Image Dance group performed two original Armenian folk dances for this year’s annual commemoration. Dance is an art with a lot of cultural background that will help the remembrance of the Armenian Genocide.
Dianna Khudoyan
Image Dance group performed two original Armenian folk dances for this year’s annual commemoration. Dance is an art with a lot of cultural background that will help the remembrance of the Armenian Genocide.

These performances took place in appreciation of Armenian culture and tradition. One of those included traditional Armenian folk dances performed by Image Dance. “It’s really important to keep the culture alive so the Armenian Genocide gets recognized by everyone,” said Kristine Shahverdyan, a member of Image Dance and a junior from Clark.

Students acted out dramatic skits about the genocide and also read classical poems.
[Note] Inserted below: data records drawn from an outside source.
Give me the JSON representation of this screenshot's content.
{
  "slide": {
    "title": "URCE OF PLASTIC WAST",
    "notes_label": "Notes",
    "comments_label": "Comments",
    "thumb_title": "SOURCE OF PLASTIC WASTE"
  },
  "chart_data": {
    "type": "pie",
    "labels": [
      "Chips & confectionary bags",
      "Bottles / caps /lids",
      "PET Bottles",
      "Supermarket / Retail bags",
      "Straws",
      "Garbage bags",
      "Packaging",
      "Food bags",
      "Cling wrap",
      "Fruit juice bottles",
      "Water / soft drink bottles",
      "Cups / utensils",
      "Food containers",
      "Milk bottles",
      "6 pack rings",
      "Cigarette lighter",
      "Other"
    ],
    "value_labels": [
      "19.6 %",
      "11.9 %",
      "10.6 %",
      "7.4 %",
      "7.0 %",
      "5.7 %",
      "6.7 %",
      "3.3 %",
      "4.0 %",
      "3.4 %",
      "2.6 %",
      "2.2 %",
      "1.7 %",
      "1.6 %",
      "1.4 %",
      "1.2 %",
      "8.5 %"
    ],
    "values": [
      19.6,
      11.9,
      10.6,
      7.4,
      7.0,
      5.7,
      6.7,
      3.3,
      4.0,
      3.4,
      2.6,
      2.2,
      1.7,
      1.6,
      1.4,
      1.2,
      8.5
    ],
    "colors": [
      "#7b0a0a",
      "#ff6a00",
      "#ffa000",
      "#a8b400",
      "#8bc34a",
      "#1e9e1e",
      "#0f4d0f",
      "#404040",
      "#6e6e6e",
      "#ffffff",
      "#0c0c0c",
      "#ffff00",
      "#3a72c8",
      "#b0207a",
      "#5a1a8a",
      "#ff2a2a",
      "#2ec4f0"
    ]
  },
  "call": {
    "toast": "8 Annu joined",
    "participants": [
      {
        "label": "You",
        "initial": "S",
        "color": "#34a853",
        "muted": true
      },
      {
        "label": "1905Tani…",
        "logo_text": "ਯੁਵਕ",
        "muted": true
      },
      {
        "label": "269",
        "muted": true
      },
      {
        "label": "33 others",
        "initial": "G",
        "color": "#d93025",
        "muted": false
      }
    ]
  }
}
Juniors Tina Keshishian, Nazan Titizian and Lori Berberian from Clark sang three powerful Armenian songs for the audience: “Der Voghormia,” “Axpers ou yes” and “Hrajeshd Sirelyats”.

The winning genocide remembrance videos from the four schools were viewed as well and closing remarks were made by Board of Education President Greg Krikorian.

“Events like these unite the community and also help with getting the older generations to see what the younger generations are doing in school to show our Armenian traditions and what we stand for,” Grigorian said.

Image Dance group performed two original Armenian folk dances for this year’s annual commemoration. Dance is an art with a lot of cultural background that will help the remembrance of the Armenian Genocide.

Glendale High School’s Armenian Club performed a tabolo— a frozen picture to help the remembrance of the Armenian Genocide. About one thousand people were present for the 14th annual Armenian Genocide Commemoration.